She turned towards him:

"My dear friend, for me a man in love is struck off the list of the living.

He becomes idiotic, and not only idiotic, but dangerous.

I cease all intimate relations with people who are in love with me, or who pretend to be so--because they bore me, in the first place; and, secondly, because they are as much objects of suspicion to me as a mad dog, which may have a fit of biting.

I therefore put them into a kind of moral quarantine until their illness is over.

Do not forget this.

I know very well that in your case love is only a species of appetite, while with me it would be, on the contrary, a kind of--of--of communion of souls, which does not enter into a man's religion.

You understand its letter, and its spirit.

But look me well in the face."

She no longer smiled.

Her face was calm and cold, and she continued, emphatically:

"I will never, never be your mistress; you understand.

It is therefore absolutely useless, it would even be hurtful, for you to persist in this desire.

And now that the operation is over, will you agree to be friends--good friends--real friends, I mean, without any mental reservation."

He had understood that any attempt would be useless in face of this irrevocable sentence.

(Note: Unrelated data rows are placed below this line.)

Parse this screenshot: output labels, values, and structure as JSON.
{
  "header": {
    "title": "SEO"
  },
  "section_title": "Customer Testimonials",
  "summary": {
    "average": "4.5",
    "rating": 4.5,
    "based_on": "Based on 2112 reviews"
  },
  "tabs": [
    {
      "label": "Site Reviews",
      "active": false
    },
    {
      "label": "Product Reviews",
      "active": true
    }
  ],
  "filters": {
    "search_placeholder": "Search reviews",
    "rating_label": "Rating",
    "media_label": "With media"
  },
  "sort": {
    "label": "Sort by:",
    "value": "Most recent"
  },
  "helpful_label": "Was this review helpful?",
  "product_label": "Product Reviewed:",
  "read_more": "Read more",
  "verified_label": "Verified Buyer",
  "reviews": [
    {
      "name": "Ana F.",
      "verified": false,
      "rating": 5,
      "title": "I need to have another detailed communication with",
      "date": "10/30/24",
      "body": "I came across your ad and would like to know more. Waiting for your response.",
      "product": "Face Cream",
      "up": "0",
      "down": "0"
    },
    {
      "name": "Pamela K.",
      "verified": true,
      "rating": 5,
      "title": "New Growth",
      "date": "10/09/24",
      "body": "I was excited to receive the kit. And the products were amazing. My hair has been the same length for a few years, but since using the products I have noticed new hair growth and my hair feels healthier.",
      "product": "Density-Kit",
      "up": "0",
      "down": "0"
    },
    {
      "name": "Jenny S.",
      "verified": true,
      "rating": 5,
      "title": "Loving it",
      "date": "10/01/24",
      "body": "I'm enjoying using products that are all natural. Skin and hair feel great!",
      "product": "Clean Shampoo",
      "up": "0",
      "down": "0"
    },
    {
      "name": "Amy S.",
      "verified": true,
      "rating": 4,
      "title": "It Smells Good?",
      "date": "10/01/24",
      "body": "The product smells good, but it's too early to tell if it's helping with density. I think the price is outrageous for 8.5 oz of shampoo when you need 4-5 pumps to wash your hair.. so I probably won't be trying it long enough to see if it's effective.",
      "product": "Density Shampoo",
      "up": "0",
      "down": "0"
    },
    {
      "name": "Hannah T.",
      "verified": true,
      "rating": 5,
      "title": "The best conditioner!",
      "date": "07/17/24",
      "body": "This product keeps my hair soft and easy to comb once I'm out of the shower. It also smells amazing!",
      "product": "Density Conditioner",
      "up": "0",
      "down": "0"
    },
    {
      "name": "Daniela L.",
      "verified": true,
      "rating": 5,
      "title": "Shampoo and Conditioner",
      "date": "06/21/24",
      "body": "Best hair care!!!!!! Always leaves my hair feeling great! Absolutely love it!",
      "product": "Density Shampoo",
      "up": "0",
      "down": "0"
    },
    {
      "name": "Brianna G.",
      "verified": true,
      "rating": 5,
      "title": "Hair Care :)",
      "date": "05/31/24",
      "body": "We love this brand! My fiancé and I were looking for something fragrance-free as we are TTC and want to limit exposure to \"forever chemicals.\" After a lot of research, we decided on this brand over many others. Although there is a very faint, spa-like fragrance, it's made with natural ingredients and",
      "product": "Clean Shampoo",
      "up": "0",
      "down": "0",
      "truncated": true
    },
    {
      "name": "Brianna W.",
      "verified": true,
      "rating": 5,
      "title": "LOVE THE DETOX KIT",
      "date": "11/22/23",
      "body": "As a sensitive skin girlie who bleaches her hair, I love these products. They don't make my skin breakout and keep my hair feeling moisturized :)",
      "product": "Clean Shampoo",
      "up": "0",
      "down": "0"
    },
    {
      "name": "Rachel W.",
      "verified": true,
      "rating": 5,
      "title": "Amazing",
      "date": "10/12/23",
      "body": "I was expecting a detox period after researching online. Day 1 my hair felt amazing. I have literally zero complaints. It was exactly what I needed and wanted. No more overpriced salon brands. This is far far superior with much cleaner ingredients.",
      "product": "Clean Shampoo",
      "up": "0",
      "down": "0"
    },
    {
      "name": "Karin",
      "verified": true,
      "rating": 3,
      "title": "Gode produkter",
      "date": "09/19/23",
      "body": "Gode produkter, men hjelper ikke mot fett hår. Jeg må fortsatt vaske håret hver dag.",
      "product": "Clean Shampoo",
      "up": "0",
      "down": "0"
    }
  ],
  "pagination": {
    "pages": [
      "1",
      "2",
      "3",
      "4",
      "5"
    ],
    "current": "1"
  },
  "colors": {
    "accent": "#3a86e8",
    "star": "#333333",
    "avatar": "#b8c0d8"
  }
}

He made up his mind at once, frankly, and, delighted at being able to secure this ally in the battle of life, held out both hands, saying:

"I am yours, madame, as you will."

She read the sincerity of his intention in his voice, and gave him her hands.

He kissed them both, one after the other, and then said simply, as he raised his head:

"Ah, if I had found a woman like you, how gladly I would have married her."

She was touched this time--soothed by this phrase, as women are by the compliments which reach their hearts, and she gave him one of those rapid and grateful looks which make us their slaves.

Then, as he could find no change of subject to renew the conversation, she said softly, laying her finger on his arm:

"And I am going to play my part of a friend at once.

You are clumsy."

She hesitated a moment, and then asked:

"May I speak plainly?"


"Quite plainly?"


"Well, go and see Madame Walter, who greatly appreciates you, and do your best to please her.

You will find a place there for your compliments, although she is virtuous, you understand me, perfectly virtuous.

Oh! there is no hope of--of poaching there, either.

You may find something better, though, by showing yourself.

I know that you still hold an inferior position on the paper.

But do not be afraid, they receive all their staff with the same kindness.

Go there--believe me."

He said, with a smile: "Thanks, you are an angel, a guardian angel."